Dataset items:

# # # # #

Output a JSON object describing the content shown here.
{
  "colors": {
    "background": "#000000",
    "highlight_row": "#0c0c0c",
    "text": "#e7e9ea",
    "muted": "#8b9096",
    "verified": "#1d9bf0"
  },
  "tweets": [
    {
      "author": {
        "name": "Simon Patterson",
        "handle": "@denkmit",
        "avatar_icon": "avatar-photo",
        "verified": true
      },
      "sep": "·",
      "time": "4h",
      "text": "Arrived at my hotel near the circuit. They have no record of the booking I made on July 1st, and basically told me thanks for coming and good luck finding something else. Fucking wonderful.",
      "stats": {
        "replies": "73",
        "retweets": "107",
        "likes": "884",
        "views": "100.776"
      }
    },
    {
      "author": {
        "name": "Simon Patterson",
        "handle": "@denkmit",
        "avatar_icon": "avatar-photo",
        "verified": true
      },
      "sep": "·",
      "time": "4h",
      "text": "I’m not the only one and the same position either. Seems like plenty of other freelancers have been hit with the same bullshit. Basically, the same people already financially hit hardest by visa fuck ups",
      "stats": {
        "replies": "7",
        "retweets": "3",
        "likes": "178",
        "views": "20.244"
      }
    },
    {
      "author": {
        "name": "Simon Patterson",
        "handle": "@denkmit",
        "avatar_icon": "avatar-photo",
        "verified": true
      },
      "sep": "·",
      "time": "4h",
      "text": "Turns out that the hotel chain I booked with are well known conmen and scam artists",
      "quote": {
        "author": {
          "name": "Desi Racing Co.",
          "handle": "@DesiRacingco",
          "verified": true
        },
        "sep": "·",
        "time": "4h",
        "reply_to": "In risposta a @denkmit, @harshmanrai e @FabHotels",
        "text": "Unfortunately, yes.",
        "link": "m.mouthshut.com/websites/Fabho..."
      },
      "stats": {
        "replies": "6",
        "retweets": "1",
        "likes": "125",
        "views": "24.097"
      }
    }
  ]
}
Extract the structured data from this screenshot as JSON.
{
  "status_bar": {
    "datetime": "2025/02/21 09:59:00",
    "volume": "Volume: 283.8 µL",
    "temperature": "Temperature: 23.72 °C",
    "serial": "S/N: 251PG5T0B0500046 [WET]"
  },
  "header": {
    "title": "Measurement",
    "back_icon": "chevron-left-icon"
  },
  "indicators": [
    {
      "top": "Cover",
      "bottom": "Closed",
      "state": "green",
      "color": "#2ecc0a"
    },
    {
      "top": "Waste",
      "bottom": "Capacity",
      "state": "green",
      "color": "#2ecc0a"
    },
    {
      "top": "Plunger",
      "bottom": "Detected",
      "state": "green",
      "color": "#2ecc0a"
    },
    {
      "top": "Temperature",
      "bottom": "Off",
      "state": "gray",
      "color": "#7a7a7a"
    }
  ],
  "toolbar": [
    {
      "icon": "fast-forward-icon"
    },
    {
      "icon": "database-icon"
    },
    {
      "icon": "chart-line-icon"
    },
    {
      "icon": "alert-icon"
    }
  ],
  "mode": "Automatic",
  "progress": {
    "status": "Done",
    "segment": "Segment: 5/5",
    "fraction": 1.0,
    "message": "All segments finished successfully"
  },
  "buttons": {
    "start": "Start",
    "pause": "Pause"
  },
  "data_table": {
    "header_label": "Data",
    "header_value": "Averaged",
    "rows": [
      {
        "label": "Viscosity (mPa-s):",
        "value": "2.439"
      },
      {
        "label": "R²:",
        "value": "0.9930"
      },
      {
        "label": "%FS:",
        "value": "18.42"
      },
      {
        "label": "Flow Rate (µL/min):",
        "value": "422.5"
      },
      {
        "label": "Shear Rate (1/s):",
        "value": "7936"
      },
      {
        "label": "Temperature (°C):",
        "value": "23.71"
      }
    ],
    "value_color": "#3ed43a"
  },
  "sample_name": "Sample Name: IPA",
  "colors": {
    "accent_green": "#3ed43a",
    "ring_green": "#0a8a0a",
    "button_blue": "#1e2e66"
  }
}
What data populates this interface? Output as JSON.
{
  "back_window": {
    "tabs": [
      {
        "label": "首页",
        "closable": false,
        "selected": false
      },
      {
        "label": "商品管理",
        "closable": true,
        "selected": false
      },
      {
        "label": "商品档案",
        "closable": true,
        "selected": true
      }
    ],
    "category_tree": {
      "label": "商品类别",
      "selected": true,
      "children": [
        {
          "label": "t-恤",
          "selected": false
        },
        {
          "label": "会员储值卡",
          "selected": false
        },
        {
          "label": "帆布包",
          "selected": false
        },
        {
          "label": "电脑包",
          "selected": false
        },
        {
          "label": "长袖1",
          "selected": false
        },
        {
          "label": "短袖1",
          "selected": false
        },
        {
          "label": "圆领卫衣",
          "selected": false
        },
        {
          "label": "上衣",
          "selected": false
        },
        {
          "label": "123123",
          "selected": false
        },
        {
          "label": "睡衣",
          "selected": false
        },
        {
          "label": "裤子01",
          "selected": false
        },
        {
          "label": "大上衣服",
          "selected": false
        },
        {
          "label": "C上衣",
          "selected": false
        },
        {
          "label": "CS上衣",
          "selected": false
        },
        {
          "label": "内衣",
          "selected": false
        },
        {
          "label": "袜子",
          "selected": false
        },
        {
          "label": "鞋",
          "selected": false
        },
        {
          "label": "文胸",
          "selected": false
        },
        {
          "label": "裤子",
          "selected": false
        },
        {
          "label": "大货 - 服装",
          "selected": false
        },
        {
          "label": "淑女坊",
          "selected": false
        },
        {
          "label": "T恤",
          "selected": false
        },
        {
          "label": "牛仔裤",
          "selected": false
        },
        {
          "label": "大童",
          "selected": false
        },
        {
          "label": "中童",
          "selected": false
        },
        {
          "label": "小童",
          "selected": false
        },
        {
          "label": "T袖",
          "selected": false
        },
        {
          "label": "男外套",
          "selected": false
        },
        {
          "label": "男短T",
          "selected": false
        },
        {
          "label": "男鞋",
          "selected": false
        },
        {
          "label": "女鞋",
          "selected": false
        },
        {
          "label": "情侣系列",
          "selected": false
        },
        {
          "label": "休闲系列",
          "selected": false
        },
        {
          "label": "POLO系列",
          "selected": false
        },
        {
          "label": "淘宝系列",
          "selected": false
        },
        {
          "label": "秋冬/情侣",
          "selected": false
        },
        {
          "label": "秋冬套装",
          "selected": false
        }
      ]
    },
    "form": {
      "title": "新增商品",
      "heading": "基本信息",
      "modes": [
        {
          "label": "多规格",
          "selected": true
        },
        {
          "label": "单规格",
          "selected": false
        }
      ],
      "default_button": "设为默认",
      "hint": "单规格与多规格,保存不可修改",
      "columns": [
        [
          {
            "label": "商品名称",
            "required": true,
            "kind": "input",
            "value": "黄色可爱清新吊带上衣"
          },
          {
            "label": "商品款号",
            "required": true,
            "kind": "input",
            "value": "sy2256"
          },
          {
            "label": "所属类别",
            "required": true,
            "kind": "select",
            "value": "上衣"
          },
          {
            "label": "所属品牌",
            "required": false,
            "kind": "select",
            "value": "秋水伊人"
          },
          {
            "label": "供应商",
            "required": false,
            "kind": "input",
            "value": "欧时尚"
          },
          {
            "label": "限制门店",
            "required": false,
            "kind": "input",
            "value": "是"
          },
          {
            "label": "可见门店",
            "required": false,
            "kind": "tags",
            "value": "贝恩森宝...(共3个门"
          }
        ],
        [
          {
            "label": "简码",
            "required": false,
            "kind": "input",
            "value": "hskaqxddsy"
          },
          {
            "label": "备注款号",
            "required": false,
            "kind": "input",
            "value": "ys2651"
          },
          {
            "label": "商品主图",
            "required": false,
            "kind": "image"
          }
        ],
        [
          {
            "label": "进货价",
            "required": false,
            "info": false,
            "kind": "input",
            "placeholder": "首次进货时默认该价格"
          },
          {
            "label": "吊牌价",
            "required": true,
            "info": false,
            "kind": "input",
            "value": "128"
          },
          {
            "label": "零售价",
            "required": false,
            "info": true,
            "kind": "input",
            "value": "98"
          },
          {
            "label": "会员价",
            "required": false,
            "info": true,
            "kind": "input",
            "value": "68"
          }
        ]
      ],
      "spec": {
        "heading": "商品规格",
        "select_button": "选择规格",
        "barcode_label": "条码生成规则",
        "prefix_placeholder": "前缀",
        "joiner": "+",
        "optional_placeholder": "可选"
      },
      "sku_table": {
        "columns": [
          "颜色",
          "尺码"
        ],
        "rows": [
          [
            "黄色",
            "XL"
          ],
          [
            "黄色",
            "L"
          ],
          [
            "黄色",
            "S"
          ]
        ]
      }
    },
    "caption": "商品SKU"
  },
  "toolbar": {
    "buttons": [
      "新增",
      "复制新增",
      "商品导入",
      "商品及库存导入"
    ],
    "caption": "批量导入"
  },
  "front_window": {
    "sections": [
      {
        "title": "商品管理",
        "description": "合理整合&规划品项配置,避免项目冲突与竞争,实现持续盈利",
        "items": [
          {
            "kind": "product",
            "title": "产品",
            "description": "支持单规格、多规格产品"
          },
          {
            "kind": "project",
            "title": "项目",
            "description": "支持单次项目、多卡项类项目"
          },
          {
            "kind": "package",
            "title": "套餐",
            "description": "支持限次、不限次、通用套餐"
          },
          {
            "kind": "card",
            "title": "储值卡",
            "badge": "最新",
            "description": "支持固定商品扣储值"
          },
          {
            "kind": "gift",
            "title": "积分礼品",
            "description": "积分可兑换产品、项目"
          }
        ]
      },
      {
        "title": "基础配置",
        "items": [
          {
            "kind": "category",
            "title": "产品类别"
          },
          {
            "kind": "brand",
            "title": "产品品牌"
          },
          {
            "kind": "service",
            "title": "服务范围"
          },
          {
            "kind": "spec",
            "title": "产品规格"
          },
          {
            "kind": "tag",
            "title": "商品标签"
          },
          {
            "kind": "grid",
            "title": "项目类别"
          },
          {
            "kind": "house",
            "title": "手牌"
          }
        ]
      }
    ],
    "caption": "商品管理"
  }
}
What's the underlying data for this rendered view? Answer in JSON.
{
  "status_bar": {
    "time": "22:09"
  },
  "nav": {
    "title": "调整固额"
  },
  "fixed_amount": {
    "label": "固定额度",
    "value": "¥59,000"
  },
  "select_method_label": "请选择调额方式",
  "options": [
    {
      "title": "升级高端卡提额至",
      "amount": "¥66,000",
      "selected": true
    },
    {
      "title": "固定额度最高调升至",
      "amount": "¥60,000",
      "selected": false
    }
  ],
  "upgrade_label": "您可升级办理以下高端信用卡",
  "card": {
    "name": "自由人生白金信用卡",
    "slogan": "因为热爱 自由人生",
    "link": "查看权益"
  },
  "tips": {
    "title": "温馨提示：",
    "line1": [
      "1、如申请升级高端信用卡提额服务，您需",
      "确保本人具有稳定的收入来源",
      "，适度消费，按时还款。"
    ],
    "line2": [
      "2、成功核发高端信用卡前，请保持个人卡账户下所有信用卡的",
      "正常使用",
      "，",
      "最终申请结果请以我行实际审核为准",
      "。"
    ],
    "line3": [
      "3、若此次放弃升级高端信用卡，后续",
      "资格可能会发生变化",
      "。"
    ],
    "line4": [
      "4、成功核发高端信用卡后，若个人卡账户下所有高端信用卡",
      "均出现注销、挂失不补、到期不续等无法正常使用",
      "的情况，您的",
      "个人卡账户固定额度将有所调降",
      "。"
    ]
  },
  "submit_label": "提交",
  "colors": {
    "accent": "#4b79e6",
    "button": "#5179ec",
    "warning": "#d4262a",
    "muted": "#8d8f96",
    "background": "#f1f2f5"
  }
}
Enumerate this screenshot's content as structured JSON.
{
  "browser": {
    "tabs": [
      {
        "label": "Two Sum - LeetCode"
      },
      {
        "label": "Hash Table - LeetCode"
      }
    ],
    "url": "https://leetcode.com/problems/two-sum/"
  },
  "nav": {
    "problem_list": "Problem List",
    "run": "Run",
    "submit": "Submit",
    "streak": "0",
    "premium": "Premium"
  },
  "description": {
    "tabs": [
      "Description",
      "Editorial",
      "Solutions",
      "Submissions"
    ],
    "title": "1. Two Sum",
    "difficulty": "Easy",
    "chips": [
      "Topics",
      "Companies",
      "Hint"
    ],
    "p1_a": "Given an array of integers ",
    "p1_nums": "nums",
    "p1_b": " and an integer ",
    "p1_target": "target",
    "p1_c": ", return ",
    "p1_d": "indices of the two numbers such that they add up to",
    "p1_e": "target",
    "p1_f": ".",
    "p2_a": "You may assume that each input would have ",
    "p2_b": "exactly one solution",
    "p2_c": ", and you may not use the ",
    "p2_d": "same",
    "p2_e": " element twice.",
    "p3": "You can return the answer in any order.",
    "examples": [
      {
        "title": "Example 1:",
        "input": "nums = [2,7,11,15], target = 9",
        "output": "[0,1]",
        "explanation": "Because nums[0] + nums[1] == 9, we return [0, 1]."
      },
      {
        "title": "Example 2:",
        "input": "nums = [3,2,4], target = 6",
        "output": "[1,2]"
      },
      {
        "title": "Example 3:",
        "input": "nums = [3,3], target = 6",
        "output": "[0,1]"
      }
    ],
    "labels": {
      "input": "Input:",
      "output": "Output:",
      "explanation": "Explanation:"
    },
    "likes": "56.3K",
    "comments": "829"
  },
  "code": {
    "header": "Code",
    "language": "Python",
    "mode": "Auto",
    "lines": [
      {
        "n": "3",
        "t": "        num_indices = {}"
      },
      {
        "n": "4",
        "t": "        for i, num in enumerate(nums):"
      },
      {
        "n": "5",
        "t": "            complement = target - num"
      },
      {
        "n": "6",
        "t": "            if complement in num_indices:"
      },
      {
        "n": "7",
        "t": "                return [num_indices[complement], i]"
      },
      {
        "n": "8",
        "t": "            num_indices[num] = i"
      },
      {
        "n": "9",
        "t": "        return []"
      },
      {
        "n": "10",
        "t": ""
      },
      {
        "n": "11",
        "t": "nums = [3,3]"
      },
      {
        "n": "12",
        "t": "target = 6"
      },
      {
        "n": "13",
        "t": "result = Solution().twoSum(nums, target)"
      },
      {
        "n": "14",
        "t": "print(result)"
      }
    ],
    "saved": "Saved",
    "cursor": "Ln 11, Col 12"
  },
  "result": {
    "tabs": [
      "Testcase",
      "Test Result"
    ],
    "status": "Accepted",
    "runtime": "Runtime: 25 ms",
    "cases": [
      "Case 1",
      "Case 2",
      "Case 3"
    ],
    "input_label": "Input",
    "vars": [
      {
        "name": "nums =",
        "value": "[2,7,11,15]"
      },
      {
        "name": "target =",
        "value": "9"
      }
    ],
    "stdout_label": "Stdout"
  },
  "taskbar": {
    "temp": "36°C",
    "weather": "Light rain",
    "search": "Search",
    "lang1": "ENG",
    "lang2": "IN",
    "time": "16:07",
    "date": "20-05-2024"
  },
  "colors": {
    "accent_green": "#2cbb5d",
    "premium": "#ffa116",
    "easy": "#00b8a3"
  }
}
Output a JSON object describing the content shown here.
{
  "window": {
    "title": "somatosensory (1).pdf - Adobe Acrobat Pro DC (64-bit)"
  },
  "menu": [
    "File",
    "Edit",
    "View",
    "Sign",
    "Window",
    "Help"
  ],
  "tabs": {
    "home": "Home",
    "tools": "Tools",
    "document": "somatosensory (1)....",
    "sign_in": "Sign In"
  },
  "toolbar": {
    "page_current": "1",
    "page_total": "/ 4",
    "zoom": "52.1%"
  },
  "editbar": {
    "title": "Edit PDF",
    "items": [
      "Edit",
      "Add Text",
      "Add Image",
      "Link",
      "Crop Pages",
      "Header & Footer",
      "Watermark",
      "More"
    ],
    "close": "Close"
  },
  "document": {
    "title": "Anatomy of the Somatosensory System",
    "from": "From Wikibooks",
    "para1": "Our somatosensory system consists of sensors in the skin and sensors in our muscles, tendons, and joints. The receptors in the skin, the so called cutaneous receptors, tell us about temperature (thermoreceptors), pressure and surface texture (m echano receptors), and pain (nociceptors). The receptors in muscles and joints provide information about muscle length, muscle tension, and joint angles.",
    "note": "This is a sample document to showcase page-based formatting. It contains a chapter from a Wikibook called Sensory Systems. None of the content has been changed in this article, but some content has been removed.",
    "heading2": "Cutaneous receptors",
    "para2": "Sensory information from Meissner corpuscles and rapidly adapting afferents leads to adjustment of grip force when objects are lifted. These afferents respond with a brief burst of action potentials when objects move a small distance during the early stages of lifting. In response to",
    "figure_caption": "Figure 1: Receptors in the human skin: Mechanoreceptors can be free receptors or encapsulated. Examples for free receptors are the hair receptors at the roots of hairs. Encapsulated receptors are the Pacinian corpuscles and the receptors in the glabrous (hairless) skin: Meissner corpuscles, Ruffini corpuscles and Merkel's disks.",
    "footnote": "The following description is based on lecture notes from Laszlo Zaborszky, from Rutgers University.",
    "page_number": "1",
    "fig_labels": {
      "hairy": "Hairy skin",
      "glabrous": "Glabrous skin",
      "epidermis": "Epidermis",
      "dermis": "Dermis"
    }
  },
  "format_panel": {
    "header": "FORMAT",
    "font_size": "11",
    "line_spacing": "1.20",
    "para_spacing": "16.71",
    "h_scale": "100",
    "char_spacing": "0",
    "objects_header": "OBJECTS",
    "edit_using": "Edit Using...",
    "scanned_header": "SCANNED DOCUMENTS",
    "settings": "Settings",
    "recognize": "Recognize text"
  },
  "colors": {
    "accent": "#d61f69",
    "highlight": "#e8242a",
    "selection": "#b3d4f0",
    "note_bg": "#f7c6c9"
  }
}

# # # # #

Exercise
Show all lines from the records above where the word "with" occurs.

The answer
      "text": "I’m not the only one and the same position either. Seems like plenty of other freelancers have been hit with the same bullshit. Basically, the same people already financially hit hardest by visa fuck ups",
      "text": "Turns out that the hotel chain I booked with are well known conmen and scam artists",
    "para2": "Sensory information from Meissner corpuscles and rapidly adapting afferents leads to adjustment of grip force when objects are lifted. These afferents respond with a brief burst of action potentials when objects move a small distance during the early stages of lifting. In response to",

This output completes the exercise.